PROBLEM
Look for "Adjustment" in every line of the listing. Copy the lines that have it.

DATA PROVIDED

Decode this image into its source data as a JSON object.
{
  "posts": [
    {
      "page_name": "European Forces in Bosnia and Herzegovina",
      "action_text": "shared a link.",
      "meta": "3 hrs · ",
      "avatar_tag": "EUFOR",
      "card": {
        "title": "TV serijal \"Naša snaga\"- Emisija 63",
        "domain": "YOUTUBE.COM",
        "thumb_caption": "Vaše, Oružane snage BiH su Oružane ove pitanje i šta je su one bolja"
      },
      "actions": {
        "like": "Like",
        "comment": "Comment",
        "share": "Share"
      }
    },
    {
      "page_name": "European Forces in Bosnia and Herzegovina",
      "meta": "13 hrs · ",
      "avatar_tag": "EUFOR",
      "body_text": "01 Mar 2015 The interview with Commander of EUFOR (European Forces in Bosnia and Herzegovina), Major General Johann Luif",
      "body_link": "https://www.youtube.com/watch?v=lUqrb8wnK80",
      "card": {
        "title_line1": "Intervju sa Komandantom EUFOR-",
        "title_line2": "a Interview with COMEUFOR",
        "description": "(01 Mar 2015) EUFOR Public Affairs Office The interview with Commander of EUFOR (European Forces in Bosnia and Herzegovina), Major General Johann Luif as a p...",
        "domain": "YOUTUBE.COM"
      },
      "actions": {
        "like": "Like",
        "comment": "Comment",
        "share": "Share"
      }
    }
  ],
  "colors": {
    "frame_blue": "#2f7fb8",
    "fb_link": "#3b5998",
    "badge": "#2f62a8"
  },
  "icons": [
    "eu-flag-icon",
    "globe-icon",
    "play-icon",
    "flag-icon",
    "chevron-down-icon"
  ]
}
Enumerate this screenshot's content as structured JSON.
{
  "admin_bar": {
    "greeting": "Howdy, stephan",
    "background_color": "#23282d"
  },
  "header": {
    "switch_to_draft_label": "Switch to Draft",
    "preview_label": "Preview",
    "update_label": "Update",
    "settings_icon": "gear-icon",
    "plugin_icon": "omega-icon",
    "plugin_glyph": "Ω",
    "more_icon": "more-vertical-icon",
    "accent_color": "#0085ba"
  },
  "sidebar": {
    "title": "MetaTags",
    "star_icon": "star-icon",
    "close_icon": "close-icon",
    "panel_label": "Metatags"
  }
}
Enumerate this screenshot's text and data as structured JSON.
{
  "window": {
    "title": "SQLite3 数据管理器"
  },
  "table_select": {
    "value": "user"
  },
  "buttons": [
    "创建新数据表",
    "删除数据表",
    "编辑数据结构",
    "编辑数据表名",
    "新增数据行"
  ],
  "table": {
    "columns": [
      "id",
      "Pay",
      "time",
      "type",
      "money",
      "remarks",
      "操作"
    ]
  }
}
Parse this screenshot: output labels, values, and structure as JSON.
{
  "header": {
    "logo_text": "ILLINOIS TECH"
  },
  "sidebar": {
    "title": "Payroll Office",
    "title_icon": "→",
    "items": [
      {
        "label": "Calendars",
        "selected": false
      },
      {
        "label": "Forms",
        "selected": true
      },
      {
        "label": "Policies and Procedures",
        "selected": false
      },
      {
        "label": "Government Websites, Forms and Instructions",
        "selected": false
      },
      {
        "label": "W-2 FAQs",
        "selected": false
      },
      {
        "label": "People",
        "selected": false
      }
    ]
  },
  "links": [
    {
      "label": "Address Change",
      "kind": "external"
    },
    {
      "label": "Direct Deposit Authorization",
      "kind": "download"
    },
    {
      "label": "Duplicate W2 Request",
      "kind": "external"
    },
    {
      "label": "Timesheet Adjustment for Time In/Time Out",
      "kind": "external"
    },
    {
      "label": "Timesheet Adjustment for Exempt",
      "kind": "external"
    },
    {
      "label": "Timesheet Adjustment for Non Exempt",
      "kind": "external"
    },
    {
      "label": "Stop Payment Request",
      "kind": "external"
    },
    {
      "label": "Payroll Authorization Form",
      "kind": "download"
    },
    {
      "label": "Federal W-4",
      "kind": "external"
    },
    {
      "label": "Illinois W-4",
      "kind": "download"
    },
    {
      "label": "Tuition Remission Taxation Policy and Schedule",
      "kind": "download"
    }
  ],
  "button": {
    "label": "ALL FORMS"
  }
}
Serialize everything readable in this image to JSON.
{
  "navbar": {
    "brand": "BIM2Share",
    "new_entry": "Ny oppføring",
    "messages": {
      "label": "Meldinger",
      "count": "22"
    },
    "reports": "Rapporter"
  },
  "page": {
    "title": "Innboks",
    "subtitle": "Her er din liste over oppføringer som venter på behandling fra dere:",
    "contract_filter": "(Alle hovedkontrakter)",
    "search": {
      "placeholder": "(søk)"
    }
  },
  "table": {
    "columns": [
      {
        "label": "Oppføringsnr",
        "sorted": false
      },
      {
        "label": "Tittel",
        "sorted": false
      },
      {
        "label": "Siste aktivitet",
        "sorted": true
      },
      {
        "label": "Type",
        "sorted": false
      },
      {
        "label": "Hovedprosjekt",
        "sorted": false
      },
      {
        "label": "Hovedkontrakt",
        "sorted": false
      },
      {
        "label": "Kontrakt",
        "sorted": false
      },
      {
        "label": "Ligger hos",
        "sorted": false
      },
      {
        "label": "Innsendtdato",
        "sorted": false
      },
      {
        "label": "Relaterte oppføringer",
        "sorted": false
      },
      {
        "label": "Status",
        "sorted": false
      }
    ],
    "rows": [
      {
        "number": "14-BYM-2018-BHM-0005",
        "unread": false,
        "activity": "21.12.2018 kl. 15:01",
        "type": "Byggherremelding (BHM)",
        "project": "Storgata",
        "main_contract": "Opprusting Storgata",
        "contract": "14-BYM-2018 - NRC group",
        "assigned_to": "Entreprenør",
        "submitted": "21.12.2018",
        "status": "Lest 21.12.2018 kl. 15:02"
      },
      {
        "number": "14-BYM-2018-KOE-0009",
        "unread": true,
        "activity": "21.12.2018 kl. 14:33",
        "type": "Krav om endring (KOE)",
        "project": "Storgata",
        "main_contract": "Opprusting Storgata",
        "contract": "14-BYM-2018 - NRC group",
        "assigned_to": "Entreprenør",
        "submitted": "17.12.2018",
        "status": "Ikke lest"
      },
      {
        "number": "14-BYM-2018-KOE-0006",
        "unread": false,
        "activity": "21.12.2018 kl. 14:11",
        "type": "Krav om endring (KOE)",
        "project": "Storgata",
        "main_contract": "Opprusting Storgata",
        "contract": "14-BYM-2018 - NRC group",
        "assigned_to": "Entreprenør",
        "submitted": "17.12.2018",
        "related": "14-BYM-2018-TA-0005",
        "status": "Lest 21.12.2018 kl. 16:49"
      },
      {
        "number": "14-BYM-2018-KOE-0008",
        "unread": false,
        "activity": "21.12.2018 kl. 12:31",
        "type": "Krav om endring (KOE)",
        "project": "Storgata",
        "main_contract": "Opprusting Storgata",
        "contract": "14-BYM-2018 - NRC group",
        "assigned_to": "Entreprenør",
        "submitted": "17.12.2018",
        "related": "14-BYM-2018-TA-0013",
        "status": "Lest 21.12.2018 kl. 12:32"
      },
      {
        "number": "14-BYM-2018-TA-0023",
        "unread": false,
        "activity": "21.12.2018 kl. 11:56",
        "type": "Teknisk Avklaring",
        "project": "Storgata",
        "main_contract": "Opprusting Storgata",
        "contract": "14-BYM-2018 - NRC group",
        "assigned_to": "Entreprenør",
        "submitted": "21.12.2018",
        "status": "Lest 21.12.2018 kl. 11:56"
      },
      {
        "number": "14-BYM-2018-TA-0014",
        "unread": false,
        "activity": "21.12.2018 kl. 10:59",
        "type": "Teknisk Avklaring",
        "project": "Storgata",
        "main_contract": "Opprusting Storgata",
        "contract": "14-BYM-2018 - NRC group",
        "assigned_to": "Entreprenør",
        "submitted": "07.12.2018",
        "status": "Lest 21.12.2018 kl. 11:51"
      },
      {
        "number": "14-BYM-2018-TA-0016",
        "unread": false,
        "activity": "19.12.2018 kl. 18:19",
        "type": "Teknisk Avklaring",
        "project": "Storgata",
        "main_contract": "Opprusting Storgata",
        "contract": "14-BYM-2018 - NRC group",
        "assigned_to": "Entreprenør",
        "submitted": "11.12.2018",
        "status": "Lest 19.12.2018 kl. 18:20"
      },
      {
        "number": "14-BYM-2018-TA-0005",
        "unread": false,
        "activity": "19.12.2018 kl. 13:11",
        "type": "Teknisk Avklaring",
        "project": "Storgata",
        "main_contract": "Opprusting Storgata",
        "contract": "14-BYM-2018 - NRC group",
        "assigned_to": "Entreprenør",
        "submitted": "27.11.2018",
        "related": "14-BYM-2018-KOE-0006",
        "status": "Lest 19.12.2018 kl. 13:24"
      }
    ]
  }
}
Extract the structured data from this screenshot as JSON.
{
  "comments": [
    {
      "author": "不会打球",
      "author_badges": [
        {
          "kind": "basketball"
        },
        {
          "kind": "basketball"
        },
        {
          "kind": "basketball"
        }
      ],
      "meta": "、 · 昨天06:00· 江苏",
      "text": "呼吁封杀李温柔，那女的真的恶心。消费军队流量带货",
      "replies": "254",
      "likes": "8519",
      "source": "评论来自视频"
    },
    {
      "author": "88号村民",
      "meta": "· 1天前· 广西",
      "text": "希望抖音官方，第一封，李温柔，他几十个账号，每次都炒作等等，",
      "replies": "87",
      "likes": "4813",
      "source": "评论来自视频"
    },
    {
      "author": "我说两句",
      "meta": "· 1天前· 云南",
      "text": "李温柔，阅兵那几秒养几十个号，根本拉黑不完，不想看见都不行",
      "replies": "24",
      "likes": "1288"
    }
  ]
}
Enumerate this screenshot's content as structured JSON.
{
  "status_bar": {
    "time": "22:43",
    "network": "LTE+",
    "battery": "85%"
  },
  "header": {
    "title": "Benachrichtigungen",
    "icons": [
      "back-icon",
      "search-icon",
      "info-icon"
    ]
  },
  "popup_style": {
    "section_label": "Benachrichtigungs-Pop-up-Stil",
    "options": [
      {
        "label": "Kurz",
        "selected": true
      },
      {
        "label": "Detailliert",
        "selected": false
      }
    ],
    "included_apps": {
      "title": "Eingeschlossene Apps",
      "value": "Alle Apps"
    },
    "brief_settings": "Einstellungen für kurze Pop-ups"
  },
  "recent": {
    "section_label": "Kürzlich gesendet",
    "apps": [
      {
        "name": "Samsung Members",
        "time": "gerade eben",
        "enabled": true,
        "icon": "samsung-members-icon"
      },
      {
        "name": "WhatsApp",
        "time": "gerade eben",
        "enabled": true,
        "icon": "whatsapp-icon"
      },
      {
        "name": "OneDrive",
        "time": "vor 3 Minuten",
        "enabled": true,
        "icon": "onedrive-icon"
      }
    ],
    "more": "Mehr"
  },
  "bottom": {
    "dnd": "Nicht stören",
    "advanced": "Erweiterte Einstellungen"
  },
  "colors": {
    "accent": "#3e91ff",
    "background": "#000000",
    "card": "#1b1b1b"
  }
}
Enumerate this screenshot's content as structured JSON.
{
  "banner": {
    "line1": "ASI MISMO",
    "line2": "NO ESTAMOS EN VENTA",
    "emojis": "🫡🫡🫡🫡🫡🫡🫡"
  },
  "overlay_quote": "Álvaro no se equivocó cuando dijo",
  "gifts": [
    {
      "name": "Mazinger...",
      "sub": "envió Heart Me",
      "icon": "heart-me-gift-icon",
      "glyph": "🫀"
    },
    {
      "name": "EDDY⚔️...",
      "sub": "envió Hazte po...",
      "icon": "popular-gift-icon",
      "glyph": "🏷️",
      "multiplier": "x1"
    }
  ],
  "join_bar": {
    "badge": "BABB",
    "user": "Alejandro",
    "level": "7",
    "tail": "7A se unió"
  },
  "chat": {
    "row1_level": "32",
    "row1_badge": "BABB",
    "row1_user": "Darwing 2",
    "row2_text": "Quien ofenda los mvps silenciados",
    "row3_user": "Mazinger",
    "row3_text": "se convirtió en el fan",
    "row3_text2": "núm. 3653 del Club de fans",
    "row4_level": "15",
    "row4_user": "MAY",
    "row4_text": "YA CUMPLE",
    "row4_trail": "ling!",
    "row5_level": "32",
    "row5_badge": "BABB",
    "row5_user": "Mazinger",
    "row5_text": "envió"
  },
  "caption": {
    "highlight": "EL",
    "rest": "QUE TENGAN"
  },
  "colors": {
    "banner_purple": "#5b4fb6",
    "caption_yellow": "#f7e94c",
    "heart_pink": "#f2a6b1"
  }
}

ANSWER SECTION
      "label": "Timesheet Adjustment for Time In/Time Out",
      "label": "Timesheet Adjustment for Exempt",
      "label": "Timesheet Adjustment for Non Exempt",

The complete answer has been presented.